*** Opening DATASET EXCERPTS ***
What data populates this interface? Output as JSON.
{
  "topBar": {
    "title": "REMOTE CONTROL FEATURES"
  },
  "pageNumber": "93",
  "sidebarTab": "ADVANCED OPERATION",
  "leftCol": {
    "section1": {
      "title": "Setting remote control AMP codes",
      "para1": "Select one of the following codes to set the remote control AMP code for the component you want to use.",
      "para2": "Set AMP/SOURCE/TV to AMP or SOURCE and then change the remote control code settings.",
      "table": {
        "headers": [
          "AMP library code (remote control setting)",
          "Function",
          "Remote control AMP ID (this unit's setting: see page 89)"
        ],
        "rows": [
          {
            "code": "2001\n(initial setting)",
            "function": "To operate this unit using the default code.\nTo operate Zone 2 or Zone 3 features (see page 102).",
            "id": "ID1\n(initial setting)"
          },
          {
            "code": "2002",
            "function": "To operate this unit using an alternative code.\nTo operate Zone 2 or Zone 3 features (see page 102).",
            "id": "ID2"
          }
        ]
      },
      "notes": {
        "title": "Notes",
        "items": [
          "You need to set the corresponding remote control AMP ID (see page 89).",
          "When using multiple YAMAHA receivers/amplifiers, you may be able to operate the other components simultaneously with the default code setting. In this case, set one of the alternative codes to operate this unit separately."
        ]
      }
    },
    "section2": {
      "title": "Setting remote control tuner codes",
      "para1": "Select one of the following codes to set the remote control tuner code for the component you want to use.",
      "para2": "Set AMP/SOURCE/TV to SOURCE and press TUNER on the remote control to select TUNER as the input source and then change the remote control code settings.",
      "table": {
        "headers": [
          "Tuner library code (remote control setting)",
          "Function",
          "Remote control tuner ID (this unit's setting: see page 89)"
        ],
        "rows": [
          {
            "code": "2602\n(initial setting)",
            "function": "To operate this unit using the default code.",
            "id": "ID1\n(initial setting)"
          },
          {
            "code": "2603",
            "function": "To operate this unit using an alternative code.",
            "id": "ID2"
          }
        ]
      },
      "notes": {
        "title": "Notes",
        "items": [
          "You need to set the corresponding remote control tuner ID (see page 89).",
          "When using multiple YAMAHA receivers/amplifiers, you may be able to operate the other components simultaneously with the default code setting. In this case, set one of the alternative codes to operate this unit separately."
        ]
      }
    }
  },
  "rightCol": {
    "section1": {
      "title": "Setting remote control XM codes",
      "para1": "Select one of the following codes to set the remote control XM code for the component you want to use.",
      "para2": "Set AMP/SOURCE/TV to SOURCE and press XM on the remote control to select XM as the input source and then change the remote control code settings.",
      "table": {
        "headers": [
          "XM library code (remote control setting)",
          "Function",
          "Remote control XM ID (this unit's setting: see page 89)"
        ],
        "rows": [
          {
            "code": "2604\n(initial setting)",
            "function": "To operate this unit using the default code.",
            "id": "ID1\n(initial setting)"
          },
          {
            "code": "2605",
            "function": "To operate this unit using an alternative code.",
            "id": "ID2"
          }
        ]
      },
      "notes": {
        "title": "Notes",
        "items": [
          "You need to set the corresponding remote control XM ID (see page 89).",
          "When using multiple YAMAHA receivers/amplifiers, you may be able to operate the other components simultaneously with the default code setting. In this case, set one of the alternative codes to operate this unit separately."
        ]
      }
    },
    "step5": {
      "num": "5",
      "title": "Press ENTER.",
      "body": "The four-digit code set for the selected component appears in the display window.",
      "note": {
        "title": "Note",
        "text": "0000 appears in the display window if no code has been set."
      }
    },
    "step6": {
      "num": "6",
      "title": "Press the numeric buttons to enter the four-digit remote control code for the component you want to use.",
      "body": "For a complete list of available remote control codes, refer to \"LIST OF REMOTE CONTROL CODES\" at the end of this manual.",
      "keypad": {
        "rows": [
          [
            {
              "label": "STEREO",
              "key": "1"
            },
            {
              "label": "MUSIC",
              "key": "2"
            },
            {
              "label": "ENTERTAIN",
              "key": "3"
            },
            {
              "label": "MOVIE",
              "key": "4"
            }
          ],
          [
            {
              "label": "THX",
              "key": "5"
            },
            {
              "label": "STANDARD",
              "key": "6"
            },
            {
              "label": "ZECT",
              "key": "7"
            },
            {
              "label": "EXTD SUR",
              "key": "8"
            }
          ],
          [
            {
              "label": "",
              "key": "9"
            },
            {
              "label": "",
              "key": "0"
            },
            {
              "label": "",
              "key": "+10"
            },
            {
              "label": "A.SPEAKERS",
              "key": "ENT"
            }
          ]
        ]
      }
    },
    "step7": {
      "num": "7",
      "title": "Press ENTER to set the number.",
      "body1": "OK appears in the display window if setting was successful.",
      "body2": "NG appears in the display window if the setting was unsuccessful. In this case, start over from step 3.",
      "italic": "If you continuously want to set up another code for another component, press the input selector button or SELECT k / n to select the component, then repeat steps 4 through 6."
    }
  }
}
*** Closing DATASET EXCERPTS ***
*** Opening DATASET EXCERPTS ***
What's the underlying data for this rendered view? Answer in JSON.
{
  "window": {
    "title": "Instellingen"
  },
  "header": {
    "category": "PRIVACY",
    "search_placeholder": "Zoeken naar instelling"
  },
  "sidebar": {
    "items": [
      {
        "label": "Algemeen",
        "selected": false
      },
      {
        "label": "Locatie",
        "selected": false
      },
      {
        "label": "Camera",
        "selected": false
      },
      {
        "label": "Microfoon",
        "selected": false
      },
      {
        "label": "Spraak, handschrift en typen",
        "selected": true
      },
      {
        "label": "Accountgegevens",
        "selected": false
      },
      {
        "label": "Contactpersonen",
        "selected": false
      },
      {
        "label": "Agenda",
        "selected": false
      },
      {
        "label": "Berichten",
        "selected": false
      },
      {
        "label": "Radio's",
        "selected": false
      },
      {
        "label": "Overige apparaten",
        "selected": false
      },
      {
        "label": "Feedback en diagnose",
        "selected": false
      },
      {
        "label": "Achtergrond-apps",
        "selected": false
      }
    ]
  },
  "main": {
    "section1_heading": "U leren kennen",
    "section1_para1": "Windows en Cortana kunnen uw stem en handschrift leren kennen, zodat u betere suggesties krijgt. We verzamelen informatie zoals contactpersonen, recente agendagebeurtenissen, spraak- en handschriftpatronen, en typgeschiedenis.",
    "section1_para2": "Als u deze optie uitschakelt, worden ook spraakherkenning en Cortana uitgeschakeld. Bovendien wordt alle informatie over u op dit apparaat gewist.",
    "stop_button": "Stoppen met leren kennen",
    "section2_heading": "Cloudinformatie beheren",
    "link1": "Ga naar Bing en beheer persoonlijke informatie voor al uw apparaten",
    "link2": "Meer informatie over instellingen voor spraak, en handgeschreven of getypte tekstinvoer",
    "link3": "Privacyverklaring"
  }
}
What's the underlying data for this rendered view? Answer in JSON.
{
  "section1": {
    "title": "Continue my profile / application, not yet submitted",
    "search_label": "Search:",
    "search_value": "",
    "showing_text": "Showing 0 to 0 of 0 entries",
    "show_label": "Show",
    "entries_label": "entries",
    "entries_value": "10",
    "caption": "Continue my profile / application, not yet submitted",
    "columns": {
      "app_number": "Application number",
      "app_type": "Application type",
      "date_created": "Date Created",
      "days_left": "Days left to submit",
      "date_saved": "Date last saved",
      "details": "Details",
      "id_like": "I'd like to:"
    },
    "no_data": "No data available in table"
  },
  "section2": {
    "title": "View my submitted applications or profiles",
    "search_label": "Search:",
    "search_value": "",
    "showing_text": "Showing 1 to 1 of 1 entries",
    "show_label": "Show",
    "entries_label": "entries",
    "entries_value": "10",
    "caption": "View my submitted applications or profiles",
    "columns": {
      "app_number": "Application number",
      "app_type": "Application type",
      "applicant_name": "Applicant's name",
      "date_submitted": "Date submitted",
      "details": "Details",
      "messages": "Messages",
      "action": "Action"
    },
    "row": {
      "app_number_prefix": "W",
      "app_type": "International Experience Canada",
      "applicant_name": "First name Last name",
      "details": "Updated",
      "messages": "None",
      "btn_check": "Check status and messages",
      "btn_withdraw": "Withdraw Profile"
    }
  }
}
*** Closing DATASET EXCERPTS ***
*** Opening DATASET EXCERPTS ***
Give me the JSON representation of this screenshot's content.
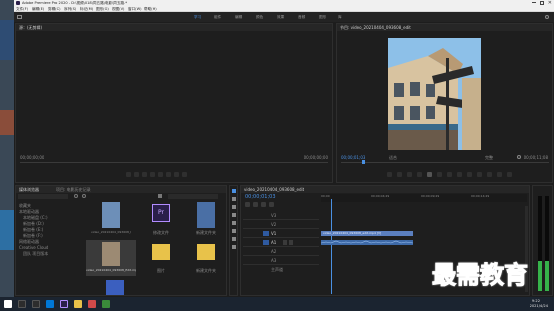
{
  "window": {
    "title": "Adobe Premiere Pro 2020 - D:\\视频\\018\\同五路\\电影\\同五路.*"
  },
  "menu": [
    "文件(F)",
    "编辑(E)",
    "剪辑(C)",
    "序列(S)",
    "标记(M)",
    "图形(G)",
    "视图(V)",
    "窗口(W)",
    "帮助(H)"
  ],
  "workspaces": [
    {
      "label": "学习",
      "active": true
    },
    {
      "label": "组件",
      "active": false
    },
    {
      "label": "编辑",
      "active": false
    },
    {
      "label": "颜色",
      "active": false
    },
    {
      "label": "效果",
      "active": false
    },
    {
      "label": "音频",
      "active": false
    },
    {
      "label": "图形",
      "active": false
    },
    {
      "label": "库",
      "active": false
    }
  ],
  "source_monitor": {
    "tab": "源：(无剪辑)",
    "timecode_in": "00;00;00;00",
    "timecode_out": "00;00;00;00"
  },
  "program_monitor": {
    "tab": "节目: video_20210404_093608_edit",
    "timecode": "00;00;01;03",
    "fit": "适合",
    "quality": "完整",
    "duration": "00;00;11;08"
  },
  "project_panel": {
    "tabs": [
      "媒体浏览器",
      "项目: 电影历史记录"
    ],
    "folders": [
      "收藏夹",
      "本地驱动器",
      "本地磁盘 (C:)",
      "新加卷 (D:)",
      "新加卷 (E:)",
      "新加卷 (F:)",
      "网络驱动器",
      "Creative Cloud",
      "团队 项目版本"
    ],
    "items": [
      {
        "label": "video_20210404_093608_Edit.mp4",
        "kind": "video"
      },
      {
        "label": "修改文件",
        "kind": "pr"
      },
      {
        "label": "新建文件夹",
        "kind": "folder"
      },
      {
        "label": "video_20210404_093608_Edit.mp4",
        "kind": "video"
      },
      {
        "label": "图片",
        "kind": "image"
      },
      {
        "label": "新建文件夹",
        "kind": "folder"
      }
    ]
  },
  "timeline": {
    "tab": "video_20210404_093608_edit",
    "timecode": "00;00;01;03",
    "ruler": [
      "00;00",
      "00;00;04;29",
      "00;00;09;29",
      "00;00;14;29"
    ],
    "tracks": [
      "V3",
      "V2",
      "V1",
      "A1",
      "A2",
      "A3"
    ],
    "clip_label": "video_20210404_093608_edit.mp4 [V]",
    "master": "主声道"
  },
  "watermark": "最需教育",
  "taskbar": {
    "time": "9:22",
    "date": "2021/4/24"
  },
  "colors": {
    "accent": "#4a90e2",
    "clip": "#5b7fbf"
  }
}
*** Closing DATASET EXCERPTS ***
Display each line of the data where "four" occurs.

      "body": "The four-digit code set for the selected component appears in the display window.",
      "title": "Press the numeric buttons to enter the four-digit remote control code for the component you want to use.",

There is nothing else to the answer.